Clearly, the addition of CT to SPECT allows for far more precise localization and characterization of the scintigram. It is so intuitive, it almost goes without saying. 

Somewhat unfortunately, Dr. Maurer's conclusion backed off a tiny bit from his profound observation at the beginning of his talk:
As noted earlier, I believe that just as we have established PET/CT as a standard of care, we should now be moving toward SPECT/CT as our standard of care. The presentations at this year’s SNMMI meeting reinforce this belief. At the same time, we need more outcomes and effectiveness data before SPECT/CT will be properly reimbursed so it can achieve more widespread routine clinical use.
Yes, we should indeed be moving toward SPECT/CT as the standard of care. But in truth, we are there, and even a cursory look at a SPECT without CT shows just how critical it is to pair the two. I'll go with Dr. Maurer's original sentiment. SPECT/CT IS the new standard of care. I'll even go way, way out on a limb, which will make the bean-counters tear their hair out, and the equipment-makers jump for joy: There is no longer any reason to buy a conventional SPECT camera; EVERY NEW GAMMA CAMERA (perhaps with a few exceptions for narrow, dedicated applications) SHOULD BE A SPECT/CT device. Period. SPECT/CT is now the de facto standard of care, and it is sheer foolishness to buy 40-year-old technology in its stead. How many PET scanners (as opposed to PET/CT) are being sold today? Just about none. I hope to be able to make that claim for SPECT/CT within two to three years.

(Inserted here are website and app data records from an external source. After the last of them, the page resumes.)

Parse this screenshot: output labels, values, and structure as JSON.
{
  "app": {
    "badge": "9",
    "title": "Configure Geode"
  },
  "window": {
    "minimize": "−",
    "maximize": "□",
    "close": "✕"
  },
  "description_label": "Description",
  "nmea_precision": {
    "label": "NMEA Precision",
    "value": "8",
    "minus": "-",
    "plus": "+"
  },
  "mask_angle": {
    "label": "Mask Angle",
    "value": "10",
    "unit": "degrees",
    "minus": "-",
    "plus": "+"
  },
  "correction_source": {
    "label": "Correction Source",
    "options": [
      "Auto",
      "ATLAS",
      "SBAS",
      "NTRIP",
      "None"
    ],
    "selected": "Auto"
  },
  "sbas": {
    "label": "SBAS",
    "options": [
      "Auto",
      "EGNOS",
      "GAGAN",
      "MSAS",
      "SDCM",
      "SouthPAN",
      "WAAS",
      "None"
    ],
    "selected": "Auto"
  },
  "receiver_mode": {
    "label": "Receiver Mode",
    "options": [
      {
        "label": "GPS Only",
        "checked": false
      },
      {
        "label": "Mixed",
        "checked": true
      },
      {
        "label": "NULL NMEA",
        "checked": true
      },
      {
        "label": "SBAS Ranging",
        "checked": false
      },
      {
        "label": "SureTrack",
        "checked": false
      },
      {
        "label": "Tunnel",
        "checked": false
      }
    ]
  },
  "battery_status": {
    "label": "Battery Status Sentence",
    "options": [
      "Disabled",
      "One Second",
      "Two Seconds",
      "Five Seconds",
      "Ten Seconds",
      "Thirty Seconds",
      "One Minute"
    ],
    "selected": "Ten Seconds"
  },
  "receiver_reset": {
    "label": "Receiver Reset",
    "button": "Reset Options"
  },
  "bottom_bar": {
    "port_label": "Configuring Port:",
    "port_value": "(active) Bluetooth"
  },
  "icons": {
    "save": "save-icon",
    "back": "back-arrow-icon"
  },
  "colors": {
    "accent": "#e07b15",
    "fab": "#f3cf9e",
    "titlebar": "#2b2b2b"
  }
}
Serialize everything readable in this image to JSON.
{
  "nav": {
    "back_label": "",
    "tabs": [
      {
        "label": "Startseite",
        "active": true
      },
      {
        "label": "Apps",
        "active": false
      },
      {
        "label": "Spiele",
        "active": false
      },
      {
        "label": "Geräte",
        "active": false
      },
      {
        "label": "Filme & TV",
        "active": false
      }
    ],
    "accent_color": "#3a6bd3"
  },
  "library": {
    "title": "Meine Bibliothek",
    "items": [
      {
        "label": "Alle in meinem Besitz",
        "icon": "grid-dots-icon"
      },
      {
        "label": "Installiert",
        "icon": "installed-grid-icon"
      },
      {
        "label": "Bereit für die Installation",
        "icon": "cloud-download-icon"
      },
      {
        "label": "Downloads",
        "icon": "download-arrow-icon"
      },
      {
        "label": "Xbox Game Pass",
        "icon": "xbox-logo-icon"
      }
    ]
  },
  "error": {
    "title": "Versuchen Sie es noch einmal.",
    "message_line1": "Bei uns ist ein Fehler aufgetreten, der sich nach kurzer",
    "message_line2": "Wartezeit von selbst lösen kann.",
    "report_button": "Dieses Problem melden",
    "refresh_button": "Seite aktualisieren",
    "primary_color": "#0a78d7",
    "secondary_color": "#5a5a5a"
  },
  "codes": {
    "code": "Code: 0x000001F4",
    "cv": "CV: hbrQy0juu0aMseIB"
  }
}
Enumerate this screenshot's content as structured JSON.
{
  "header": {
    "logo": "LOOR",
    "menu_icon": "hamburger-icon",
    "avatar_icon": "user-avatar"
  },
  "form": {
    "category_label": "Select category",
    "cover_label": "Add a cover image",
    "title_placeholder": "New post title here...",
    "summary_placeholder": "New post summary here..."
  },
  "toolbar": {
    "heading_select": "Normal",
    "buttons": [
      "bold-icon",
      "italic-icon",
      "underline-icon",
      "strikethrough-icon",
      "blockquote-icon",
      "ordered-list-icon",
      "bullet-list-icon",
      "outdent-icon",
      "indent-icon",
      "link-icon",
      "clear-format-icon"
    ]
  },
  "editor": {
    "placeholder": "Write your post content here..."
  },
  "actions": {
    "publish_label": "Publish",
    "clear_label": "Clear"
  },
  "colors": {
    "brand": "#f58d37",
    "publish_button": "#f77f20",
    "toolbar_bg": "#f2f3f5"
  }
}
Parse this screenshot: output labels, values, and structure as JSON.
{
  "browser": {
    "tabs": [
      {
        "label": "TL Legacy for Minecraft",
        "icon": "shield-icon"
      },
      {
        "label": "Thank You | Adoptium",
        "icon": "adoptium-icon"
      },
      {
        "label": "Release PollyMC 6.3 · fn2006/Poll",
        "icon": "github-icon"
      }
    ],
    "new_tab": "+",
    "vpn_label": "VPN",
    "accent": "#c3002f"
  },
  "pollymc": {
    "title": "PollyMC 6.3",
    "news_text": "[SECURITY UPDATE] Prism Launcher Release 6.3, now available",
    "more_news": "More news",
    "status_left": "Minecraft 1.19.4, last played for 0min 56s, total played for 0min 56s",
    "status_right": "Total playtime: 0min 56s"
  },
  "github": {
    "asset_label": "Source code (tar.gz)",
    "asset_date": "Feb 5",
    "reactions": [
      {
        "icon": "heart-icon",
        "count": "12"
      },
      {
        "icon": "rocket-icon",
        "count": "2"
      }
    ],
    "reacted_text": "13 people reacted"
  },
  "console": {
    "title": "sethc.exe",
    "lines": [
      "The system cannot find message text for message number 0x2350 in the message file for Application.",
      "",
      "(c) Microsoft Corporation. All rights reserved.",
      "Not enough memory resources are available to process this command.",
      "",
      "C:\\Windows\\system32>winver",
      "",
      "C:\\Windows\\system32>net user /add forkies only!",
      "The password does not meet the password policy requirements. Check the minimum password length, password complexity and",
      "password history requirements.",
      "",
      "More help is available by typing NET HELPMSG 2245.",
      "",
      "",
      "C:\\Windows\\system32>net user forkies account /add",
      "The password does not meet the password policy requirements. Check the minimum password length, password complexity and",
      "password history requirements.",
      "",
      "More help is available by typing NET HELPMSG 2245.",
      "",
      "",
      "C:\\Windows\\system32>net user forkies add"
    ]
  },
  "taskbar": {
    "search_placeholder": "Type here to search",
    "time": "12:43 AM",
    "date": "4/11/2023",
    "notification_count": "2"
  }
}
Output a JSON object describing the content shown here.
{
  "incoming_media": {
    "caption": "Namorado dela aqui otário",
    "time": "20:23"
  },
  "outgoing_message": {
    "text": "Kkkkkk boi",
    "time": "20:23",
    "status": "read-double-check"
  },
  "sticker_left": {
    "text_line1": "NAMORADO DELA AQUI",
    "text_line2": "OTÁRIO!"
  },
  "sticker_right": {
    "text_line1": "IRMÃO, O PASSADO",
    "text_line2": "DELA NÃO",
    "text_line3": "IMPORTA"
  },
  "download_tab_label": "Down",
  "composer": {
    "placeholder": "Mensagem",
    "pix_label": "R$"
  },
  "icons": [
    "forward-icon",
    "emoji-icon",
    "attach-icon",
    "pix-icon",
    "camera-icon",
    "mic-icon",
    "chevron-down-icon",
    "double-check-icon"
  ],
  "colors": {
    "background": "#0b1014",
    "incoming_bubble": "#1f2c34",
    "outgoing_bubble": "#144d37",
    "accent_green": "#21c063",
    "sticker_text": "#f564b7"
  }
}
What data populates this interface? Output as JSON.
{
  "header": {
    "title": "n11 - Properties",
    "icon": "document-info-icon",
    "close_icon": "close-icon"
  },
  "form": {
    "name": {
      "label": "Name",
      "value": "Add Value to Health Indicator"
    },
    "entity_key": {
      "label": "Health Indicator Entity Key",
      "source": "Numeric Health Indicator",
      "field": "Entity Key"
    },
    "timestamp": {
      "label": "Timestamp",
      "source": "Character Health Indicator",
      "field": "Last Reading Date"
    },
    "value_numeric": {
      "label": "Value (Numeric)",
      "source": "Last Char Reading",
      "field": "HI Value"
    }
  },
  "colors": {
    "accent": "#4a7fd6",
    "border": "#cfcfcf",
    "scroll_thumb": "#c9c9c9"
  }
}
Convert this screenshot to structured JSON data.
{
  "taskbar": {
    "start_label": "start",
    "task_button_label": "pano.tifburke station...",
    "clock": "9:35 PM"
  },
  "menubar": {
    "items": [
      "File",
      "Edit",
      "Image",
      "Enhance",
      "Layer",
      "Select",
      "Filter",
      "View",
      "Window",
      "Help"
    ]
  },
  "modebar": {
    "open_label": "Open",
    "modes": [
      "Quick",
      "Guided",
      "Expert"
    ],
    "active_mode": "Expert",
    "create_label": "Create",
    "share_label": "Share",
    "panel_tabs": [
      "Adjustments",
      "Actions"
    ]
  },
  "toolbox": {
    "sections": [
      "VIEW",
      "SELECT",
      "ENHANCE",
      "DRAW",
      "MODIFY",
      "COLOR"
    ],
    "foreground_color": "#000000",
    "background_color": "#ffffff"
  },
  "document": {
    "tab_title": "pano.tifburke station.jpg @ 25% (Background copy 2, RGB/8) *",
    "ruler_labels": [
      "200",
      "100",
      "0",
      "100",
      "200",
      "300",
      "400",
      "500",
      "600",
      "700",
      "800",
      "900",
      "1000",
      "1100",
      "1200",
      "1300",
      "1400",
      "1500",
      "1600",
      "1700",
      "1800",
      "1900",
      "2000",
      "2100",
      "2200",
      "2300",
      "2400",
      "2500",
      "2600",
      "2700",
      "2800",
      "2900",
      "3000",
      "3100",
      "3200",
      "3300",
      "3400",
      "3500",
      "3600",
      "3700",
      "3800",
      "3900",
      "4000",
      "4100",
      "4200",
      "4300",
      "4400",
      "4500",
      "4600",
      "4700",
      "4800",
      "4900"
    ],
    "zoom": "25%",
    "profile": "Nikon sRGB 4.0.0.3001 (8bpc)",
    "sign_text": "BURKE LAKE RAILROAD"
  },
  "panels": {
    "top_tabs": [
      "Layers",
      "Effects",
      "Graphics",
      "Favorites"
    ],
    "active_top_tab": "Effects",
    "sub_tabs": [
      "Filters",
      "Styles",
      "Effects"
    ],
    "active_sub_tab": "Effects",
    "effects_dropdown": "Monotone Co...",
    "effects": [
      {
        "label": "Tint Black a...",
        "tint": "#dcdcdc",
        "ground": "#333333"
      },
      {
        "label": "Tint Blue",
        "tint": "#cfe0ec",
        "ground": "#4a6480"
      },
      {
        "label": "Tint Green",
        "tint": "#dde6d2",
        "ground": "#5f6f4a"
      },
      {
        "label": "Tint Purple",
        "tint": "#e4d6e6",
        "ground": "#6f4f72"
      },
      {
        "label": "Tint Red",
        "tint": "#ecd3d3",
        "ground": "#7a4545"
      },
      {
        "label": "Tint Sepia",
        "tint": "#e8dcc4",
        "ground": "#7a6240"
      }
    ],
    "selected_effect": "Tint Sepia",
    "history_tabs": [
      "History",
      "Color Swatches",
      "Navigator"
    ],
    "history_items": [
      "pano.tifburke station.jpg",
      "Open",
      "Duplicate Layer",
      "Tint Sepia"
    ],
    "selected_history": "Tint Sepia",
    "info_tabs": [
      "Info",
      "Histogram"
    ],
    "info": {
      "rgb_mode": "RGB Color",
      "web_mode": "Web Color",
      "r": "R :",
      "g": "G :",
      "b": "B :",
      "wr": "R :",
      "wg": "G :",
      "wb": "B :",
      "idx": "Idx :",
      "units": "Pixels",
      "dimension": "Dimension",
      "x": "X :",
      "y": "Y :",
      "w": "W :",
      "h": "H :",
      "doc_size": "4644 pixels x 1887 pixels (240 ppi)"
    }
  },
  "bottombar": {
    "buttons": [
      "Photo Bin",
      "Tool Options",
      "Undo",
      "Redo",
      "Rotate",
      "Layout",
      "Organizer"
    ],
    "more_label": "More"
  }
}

Due to various bureaucratic and CON snafus, I won't be getting MY SPECT/CT until early next year. Since we were delayed so long, we were able to upgrade to the latest and greatest Siemens Symbia Intevo SPECT/CT:

You will be hearing a LOT about this beauty from me once it's installed.

I plan to provide my patients the standard of care. You should, too.